As long as China’s economic growth prevails, even as it decelerates, and financial reforms continue, the RMB inclusion is likely to prompt another wave of capital inflows by central banks, reserve managers and sovereign wealth funds. Today, the allocated part of the global foreign exchange reserves – the Currency Composition of Official Foreign Exchange Reserves, or COFER – amounts to $7.2 trillion. The US dollar still accounts for nearly two-thirds of the total, against a fifth by the euro, while the pound and the yen are less than 5% each.

Now, assuming that China’s current share of global reserves is about 1 percent, the IMF’s decision could cause a significant capital inflow (5%) – about the weight of the yen or pound – into the RMB assets, which would translate to some $360 billion by 2020. If, on the other hand, the RMB’s COFER share would reflect its SDR weight, the inflow of capital could more than double to over $780 billion.
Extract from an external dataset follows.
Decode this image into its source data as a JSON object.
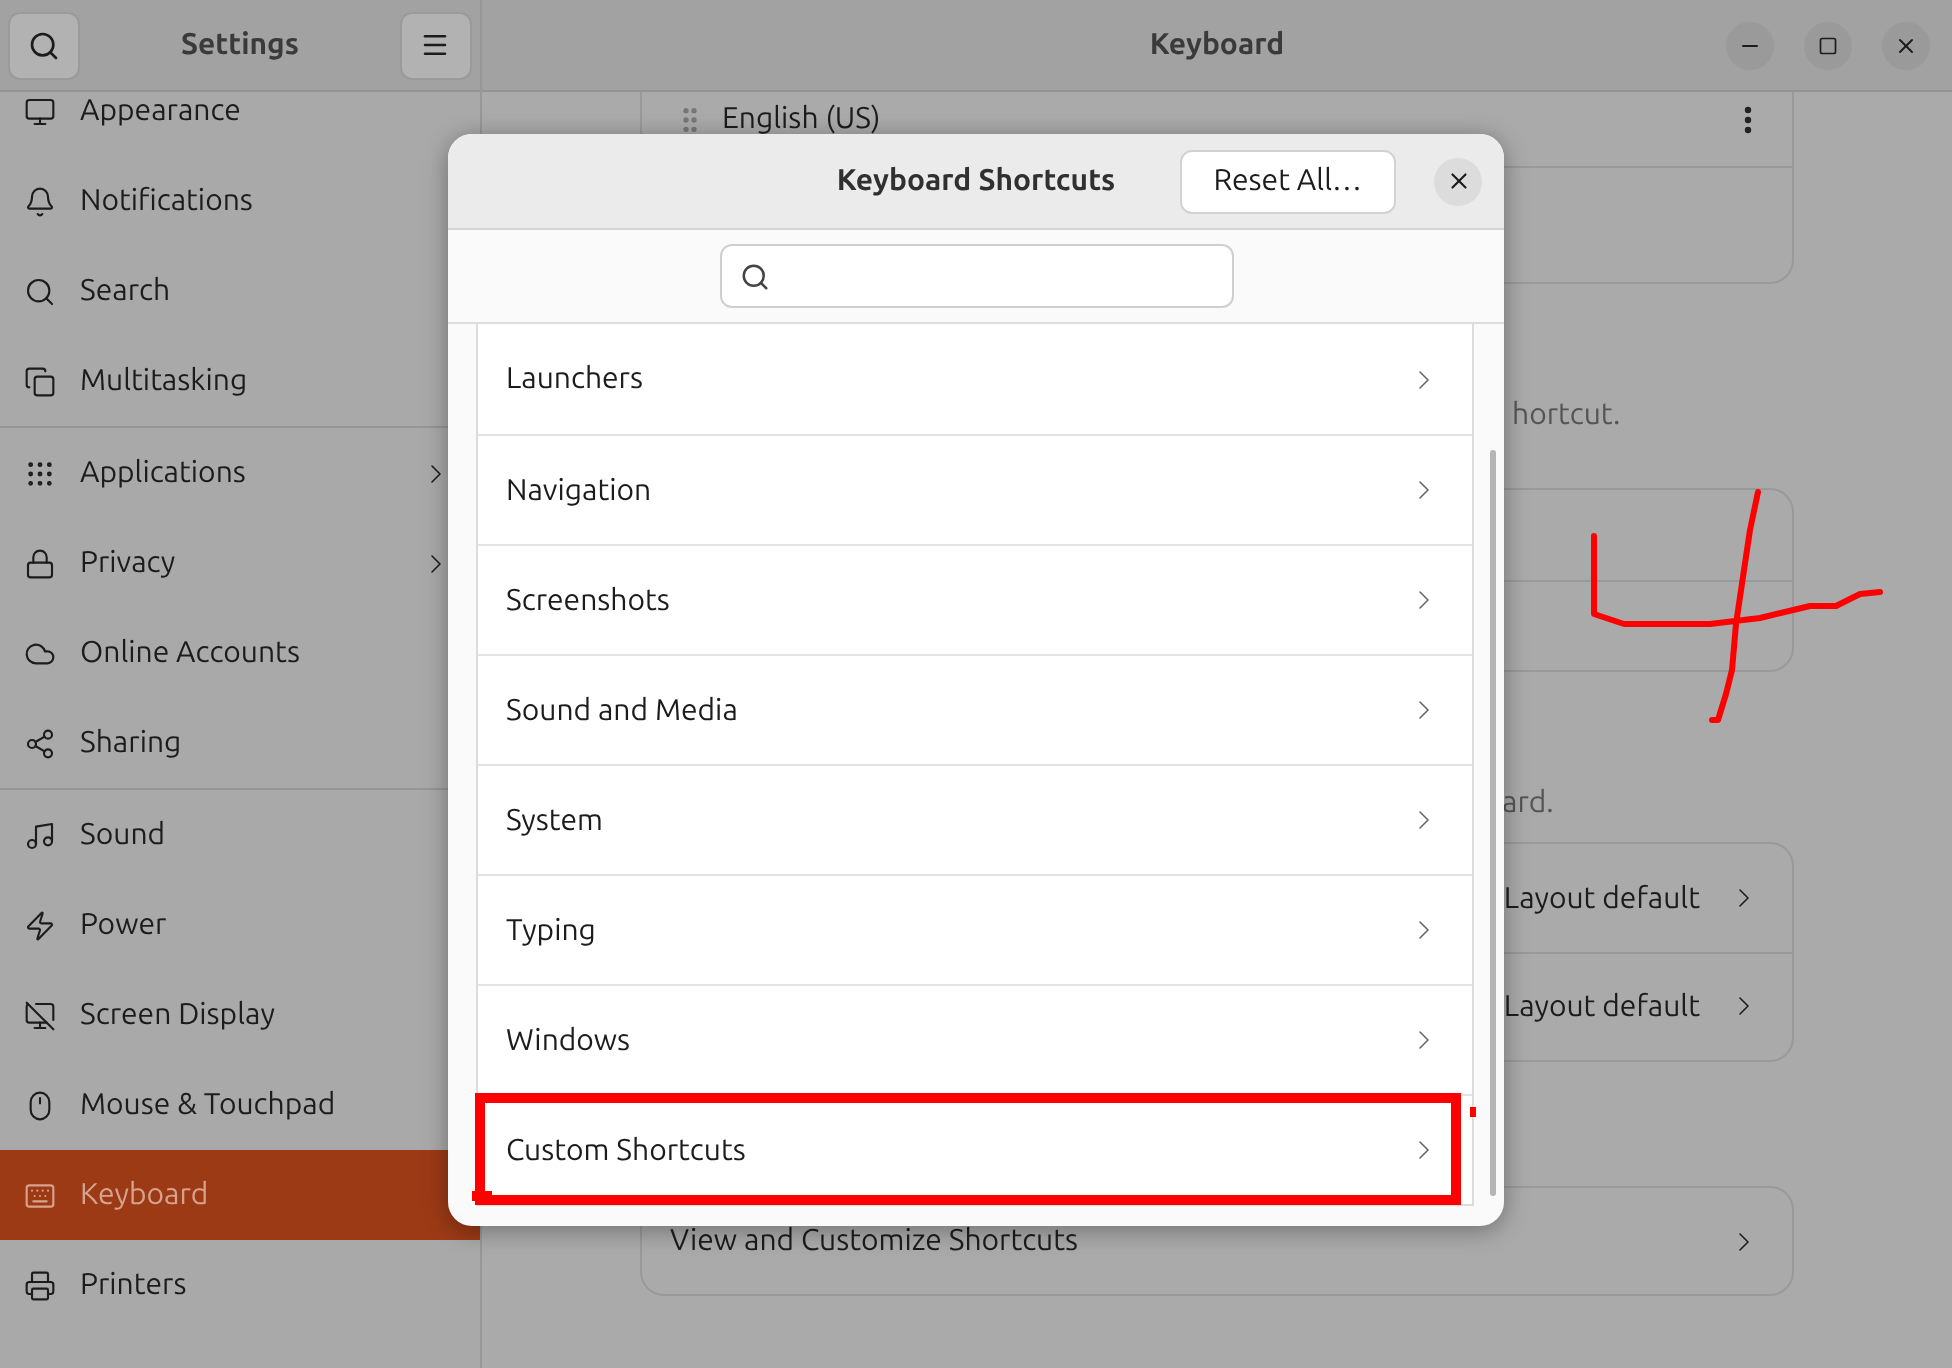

A third capital inflow is likely to ensue as private institutional and individual investors follow in the footprints of the IMF and public investors. If these allocations rise to just 1 percent, they could unleash about $200 billion into the RMB assets by 2020. But again, if these allocations would reflect the renminbi’s SDR weight, capital inflows could double, triple or increase by a magnitude.

 

Shifts among offshore RMB leaders
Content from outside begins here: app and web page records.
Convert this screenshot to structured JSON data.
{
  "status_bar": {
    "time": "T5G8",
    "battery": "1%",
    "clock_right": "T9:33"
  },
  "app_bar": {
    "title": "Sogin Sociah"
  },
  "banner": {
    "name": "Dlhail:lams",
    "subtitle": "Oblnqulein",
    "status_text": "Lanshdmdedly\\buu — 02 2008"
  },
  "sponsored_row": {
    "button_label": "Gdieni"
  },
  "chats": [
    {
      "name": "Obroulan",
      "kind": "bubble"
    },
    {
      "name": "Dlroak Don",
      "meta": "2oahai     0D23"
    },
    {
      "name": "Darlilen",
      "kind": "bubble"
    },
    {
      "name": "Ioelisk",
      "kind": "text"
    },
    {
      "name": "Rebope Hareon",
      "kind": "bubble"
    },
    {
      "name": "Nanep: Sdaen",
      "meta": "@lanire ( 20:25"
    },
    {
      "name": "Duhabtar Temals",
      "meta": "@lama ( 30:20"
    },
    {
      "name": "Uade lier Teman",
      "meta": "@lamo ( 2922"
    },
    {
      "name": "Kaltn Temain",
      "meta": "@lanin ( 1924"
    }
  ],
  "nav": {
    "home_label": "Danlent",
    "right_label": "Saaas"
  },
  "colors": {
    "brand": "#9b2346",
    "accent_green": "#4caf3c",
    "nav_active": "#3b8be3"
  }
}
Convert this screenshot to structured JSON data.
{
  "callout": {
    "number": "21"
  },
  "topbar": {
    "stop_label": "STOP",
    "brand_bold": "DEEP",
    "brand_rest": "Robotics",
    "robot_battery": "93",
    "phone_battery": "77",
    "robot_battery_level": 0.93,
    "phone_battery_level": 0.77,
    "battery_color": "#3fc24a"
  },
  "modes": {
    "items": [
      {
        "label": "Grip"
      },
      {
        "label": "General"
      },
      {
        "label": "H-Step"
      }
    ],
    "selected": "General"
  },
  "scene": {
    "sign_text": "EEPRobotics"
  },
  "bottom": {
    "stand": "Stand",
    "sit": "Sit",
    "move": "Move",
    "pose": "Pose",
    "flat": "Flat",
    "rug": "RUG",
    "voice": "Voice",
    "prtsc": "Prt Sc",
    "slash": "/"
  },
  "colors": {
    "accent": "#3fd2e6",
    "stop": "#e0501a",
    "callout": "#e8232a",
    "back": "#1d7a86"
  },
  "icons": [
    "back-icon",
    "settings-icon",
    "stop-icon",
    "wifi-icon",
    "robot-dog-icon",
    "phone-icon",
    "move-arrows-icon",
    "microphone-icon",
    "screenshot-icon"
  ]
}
Nothing reflects the behind-the-façade positioning for the renminbi as the dramatic expansion of offshore RMB clearing hubs – that is, international financial hubs that can build liquidity and promote the use of the Chinese currency outside of China.

Today, there are more than 20 offshore RMB clearing hubs appointed by the People’s Bank of China (PBOC). These hubs are typically characterized by strong trading and investment ties with China. They are also strategically located in the key world regions covering all time zones.

In the early days of the RMB internationalization, Hong Kong had a near-monopoly of all renminbi payments internationally. For all practical purposes, this dominant position endured as long as the mainland was mainly a destination of foreign capital.

Today, as Chinese multinational companies and investors are internationalizing rapidly and Chinese capital is moving across the borders, Hong Kong’s role as the leading RMB offshore center remains dominant in absolute terms but is declining in relative terms. It still has more than two thirds of offshore RMB traffic (70%).

Until recently, Singapore was the strong second RMB offshore center in the world, but not anymore. After a year of London’s purposeful efforts to have a much closer relationship with China, the UK (6.5%) has replaced Singapore (4.5%) as the second largest RMB offshore center worldwide.

While Singapore fell third among the RMB offshore centers, the tiny city-state remains a key hub, thanks to its location as a geographic hub for foreign multinationals and their treasury centers, as well as regional commodity trade.

 

RMB offshore marketThriving early RMB offshore hubs

Until recently, the US had no role among the RMB offshore centers but unofficially that is changing as well. Today, the US (3.1%) ranks fourth after Singapore, barely ahead Taiwan (2.5%) and South Korea (2.1%).

Nevertheless, like London’s City, Wall Street is likely to embrace the RMB over time. As London understood quite well a year ago, early entrants in the offshore RMB business stand to benefit from the Chinese currency’s internationalization.

During President Buhari’s visit to China, the RMB accounted for 7 percent of Nigeria’s $27 billion foreign exchange reserves, as opposed to the mighty US dollar (77%). However, the Buhari-Xi agreement on the flow of the RMB in Nigerian banks hoped to make the Chinese currency a part of Nigeria’s foreign exchange reserves, thus supporting China’s goal of RMB internationalization.

As long as it can deter separatist inclinations, Nigeria will continue to overtake South Africa’s role as the largest potential BRIC economy in the continent. Nevertheless, there are no Sub-Saharan offshore RMB centers, at least as of yet.

The question is, could and should Nigeria seek to become the first one?

This post first appeared on BusinessDay Nigeria, Oct 3, 2016